- _Your objective_: From the records below, find each line with the string "apple" and copy it.

BEGIN

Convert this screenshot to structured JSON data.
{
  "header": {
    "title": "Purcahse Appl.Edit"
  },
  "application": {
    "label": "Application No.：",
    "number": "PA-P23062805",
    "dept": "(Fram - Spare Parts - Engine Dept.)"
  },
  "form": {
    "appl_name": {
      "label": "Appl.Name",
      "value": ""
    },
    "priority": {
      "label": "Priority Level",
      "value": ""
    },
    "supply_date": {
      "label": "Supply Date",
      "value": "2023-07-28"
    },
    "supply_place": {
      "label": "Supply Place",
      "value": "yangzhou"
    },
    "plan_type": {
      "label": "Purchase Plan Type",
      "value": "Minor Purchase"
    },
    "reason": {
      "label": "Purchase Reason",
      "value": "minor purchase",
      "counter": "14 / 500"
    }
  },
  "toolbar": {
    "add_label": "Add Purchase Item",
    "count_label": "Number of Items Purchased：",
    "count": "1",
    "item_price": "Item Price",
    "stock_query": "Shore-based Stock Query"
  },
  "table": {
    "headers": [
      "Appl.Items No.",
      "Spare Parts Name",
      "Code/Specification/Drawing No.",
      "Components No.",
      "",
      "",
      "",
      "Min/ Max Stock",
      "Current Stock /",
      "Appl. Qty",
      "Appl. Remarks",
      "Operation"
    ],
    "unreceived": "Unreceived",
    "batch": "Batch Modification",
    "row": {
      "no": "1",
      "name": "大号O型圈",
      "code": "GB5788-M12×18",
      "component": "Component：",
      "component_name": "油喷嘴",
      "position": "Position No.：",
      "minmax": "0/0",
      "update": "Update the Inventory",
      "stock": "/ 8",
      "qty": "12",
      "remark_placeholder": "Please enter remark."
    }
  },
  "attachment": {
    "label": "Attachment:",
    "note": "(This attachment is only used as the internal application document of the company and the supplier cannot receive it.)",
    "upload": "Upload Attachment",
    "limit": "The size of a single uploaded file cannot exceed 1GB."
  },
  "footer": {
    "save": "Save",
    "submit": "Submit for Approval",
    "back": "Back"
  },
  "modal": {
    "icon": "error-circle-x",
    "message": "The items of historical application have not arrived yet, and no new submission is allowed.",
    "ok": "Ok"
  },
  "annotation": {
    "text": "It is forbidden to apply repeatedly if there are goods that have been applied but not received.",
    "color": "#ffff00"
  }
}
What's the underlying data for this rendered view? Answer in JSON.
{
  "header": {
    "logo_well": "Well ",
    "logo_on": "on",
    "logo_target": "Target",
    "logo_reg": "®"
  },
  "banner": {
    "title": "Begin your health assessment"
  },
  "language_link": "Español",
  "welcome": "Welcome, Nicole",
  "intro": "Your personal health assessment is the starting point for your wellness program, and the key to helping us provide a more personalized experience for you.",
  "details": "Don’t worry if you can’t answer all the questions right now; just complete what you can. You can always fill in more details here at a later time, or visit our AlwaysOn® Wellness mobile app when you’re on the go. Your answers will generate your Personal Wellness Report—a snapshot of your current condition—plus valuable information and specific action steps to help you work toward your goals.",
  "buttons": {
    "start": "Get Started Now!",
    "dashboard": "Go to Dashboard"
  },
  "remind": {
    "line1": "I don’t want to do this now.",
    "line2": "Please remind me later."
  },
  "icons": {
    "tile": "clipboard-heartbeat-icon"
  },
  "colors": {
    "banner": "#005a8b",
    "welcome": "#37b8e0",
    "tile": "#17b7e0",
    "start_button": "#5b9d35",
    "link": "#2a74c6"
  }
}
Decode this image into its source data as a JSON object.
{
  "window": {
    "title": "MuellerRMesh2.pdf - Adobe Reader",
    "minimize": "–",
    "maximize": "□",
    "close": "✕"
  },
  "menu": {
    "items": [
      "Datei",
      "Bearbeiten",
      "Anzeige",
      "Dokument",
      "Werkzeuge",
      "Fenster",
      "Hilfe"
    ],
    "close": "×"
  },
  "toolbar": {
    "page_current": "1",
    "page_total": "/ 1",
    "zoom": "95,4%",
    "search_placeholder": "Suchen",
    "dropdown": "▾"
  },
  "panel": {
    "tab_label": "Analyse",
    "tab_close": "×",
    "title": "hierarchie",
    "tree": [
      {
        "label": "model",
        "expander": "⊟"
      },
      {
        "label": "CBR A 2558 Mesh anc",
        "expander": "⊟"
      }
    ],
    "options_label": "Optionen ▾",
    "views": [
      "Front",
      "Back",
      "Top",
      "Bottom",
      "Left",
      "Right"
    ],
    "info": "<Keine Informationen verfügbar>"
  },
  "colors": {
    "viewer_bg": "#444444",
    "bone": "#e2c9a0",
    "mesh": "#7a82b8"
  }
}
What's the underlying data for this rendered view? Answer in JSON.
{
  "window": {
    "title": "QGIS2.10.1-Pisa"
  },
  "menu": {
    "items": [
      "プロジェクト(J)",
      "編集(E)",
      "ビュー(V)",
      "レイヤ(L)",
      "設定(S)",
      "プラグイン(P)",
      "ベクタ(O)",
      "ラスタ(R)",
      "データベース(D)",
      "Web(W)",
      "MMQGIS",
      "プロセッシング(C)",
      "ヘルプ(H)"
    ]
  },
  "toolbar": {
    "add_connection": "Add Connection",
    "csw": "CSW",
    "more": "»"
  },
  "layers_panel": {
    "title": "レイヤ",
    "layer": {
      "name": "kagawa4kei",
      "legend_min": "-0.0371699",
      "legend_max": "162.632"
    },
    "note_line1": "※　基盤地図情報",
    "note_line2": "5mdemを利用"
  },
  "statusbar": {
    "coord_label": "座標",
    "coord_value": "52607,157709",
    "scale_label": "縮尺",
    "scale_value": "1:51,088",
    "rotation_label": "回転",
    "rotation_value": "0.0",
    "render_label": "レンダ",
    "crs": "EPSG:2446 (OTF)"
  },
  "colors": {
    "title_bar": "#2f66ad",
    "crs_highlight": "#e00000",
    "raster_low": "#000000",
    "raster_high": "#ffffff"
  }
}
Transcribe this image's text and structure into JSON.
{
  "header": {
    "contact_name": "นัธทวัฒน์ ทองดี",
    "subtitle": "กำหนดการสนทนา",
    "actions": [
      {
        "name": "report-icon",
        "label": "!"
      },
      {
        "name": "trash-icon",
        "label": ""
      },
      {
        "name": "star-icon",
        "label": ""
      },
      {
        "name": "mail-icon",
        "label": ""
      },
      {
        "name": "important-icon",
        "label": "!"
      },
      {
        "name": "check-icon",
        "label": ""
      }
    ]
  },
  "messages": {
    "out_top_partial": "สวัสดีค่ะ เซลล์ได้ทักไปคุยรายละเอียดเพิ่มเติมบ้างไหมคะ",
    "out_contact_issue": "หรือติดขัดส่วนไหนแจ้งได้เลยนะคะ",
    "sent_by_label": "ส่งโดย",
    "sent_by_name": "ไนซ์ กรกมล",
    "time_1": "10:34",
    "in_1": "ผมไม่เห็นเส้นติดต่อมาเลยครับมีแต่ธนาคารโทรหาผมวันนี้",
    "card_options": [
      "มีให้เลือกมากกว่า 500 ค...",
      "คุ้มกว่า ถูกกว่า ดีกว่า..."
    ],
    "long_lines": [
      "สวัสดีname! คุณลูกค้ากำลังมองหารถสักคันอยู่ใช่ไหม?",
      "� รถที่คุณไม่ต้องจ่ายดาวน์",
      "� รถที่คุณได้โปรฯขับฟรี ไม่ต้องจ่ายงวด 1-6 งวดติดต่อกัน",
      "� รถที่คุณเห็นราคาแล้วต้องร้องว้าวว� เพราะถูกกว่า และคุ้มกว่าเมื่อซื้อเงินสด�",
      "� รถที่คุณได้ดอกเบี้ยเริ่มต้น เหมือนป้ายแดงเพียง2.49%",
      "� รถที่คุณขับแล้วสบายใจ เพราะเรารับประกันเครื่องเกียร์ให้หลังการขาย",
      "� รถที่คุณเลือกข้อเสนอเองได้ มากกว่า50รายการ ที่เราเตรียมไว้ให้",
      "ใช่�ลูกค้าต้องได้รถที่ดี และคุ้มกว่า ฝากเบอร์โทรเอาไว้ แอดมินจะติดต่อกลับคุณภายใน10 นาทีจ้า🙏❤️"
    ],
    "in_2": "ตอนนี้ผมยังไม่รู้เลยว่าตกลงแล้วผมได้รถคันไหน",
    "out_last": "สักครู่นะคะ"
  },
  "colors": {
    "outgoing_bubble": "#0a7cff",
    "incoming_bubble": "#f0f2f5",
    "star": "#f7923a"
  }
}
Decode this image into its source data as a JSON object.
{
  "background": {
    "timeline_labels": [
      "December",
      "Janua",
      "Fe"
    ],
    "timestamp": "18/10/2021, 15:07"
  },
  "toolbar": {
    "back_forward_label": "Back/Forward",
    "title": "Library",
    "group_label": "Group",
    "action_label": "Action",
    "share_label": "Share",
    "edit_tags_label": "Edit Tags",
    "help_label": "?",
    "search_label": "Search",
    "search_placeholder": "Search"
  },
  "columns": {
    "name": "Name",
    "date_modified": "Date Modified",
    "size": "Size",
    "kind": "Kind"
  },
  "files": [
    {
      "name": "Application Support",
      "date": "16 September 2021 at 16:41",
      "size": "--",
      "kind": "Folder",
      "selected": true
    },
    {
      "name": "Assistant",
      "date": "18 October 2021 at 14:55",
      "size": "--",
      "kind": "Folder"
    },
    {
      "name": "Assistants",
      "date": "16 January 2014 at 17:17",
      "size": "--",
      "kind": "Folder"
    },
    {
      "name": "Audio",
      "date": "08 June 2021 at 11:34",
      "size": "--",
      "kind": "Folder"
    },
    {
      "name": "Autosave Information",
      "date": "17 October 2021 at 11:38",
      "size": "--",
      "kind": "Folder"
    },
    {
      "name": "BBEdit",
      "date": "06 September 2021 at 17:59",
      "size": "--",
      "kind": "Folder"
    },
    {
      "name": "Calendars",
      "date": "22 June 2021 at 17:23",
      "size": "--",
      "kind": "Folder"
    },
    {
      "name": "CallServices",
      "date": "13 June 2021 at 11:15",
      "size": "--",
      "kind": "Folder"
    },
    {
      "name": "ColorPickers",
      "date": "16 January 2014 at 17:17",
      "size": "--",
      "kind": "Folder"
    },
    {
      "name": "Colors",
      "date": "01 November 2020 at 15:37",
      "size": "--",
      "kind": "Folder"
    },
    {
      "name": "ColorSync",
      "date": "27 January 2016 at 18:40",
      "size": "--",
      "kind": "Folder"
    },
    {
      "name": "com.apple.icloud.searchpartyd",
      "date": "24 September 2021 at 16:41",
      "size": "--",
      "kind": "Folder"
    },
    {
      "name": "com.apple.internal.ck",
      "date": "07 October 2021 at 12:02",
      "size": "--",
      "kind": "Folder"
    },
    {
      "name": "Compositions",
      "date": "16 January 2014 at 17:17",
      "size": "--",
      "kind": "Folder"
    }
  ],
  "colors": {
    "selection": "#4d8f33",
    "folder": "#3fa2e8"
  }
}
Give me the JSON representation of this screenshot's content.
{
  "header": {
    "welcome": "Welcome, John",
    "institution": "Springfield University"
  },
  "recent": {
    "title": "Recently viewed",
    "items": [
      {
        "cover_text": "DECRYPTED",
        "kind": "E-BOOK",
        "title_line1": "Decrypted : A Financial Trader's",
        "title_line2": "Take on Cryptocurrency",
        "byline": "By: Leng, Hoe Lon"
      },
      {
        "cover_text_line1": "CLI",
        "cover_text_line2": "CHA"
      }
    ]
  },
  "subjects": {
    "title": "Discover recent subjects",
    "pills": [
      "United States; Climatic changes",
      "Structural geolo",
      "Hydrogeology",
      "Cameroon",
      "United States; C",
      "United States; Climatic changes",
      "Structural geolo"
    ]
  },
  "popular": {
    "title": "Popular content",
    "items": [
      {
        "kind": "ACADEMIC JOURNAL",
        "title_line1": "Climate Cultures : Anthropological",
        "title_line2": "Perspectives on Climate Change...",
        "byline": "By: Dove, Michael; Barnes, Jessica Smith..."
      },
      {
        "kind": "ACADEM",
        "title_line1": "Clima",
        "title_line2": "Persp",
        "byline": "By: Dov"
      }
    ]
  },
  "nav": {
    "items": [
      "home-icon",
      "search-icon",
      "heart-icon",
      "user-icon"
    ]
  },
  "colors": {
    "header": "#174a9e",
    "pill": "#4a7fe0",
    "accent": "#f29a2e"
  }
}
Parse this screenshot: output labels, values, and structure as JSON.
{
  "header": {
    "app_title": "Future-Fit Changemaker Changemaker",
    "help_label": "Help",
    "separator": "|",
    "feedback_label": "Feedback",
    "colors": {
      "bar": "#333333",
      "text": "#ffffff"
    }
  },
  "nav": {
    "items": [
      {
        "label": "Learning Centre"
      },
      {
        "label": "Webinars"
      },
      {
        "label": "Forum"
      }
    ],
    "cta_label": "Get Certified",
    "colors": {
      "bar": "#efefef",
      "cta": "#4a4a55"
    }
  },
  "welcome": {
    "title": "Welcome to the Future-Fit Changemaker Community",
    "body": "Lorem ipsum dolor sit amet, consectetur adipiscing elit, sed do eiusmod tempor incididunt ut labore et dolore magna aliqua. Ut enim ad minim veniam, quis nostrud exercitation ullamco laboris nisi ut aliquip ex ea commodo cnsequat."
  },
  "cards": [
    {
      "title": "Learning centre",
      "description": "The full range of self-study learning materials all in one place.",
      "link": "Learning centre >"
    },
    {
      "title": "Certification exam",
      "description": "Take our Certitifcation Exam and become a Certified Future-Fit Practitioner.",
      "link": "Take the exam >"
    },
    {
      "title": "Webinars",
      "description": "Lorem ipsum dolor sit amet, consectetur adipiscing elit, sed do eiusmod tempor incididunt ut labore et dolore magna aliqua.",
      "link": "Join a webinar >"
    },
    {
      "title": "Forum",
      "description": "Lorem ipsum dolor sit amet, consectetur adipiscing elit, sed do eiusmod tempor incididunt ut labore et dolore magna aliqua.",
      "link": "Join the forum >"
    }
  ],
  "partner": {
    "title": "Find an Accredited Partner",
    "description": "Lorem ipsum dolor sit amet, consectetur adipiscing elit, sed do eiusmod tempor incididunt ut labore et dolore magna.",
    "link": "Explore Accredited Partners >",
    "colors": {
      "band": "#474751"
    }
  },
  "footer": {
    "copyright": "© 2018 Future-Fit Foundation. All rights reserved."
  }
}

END

- _Solved exercise_:
      "name": "com.apple.icloud.searchpartyd",
      "name": "com.apple.internal.ck",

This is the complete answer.